Is there a place for social media in medicine?
Is there a place for social media in medicine?
Social media is a growing venue for mass communication among the general population. It allows us to share information at little to no cost and with easy accessibility to everyone. In today's world we have the ability to access information more easily than ever before from our smart phones, computers and even hand-held wireless tablets.
Facebook and Twitter are just two examples of the most widely used social media vendors today. Statistics show that one in seven people in the world have a Facebook account. These sites have millions of users and appeal to a wide demographic group, offering unlimited marketing opportunities. It may seem overwhelmingly obvious why the medical community should take advantage of social media, but these mediums have disadvantages, as well. It is important to understand both before creating a social networking account or blog for your business. Let's review the pros and cons.
- Free marketing -- Social media makes it easy to share information about your practice and/or clinic, including office hours, contact information, pictures and staff biographies. You can also share useful articles and health tips. For example, with the flu season coming up, consider using social media to update patients on when the vaccine is available at your office/clinic, or post a blog on common flu symptoms and OTC treatments.
- Fostering a sense of community -- Patients will love the ability to “like,” “follow” and feel like they are involved with your practice or healthcare facility. This enables greater patient interaction with the business and creates a sense of connection.
- Educating patients -- Health-care professionals have the ability to share valuable information, including preventative health tips. Make sure your social media posts are informative and educational, with the goal of establishing yourself as an expert in your field. Your followers will “like” your page or “retweet” your post if you are sharing new and valuable information. Studies have shown that the most successful social media plans are based on education. For instance, we have the ability to easily blog or “tweet” about upcoming recommendations on vitamin supplements, or recommend self-breast exams in support of Breast Cancer Awareness month.
- Networking -- Using Facebook, Linked In and Twitter enables unlimited networking and establishes persistent name recognition. For example, having a Twitter account can allow other users within the Twitter community to “tweet” about you and create better awareness about your services and care.
- Delivering customer service -- Social media and blogs offer new platforms for patients to ask questions and for you to reply. Patients who are ill or have questions about symptoms deserve a brief response with encouragement to come into your office for a proper evaluation.

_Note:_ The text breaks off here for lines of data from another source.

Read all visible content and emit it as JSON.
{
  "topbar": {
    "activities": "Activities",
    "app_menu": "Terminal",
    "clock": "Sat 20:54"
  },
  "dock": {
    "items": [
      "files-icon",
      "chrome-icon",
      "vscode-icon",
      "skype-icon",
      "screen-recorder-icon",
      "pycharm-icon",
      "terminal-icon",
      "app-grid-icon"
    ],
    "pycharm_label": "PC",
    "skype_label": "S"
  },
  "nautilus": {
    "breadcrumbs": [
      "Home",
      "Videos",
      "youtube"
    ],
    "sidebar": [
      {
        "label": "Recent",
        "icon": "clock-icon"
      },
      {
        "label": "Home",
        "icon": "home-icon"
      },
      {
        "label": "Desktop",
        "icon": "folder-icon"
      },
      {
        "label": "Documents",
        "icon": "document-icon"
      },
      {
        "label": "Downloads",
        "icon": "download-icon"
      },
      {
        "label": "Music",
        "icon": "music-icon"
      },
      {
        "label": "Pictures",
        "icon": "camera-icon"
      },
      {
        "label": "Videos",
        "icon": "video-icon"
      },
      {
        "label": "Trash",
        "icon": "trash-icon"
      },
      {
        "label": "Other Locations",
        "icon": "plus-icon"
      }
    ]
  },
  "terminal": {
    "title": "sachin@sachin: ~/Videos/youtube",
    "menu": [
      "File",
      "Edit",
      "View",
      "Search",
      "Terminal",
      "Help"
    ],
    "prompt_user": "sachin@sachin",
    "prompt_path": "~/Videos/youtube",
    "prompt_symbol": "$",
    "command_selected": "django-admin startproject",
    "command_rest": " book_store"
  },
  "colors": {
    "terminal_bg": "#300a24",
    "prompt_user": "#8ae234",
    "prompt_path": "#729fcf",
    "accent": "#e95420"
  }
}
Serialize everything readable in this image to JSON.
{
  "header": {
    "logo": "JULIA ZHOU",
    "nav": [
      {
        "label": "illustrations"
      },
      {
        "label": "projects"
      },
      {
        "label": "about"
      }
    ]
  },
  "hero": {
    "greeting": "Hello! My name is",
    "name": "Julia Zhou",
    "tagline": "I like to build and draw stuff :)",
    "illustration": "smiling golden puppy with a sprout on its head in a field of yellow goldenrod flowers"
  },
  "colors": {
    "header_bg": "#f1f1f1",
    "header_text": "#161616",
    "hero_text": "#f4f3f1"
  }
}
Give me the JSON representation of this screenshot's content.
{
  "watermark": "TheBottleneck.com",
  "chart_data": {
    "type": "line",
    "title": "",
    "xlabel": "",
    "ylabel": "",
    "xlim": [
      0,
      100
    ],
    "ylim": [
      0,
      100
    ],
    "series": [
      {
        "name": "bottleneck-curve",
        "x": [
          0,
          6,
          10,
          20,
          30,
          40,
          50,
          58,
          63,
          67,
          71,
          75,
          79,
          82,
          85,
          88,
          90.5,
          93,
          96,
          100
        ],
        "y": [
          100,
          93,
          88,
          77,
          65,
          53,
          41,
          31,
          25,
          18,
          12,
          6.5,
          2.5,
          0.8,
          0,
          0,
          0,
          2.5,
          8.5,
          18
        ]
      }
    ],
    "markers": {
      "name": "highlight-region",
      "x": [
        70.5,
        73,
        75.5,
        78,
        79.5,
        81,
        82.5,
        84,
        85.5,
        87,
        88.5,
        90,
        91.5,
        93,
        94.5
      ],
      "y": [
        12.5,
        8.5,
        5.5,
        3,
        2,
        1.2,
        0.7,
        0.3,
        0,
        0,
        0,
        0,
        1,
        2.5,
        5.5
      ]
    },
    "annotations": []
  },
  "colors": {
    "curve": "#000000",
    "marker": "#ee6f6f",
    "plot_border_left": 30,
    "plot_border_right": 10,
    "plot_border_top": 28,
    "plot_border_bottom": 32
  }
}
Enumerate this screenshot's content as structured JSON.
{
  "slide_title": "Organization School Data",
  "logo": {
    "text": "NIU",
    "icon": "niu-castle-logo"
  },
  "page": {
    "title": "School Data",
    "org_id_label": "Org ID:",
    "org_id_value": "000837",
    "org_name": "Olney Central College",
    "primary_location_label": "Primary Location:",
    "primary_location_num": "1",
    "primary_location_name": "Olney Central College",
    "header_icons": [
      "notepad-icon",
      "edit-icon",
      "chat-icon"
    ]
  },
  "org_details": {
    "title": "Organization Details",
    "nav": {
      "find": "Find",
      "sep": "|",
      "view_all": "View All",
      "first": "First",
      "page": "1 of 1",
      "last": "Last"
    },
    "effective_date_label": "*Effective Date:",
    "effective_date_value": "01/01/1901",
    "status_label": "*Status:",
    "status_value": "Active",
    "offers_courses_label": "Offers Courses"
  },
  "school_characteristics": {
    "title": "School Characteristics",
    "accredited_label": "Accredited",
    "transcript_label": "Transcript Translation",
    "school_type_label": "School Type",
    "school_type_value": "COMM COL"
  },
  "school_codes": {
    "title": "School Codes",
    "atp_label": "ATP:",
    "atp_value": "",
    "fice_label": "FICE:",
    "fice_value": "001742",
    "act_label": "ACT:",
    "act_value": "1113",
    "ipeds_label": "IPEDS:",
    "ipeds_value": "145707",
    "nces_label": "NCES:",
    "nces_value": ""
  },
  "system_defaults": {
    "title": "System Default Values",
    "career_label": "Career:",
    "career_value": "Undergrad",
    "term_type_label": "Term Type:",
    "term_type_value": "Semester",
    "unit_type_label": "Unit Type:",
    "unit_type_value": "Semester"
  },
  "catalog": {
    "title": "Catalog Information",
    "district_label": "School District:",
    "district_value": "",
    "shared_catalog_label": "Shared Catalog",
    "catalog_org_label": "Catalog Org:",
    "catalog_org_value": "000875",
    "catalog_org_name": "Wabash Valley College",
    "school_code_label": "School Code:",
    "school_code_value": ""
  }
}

- Risk of reputation -- Patients have the ability to post information websites that may be hurtful to your practice or the health-care professionals who work there. It is difficult to control what and who posts information to your accounts, and requires daily monitoring and maintenance. However, you have to carefully decide if you want interaction and comments on your Facebook or Blog pages. Interaction increases visibility and draws attention to your pages, but you lose control of what is said. Facebook professional pages and most blog sites have settings that enable you to turn off comments. Many medical offices choose this route.
- Unwanted advertisements -- There are certain followers or groups that can create a mesh of cluttered feeds within your webpage, which can detour people. Take time to filter who you “add as a friend” or “follower” to your page to limit unwanted ads.
- Time consumption -- It can take a fair amount of time to maintain your online persona, and continually post the updates required once you create an account or blog. It is useful to designate one person within the office, who can consistently monitor and update your social media pages and blogs.
- Privacy -- Anything you post is public. This poses a potential risk, as everything can be accessible by any person via the Internet. It is important to be aware of every piece of material that is posted under your personal or business name to prevent dissemination of any misleading or false information. Remember it is never appropriate to give out personal medical advice online.
With the correct information and team approach, social media can be a beneficial avenue to help build your business, gain recognition and build patient relationships.
Lauren Gorence, MPAP, PA-C, practices family medicine full time in Santa Monica, CA. She has also been a senior consultant and student affairs expert for Certified Physician Assistant Consulting since 2011.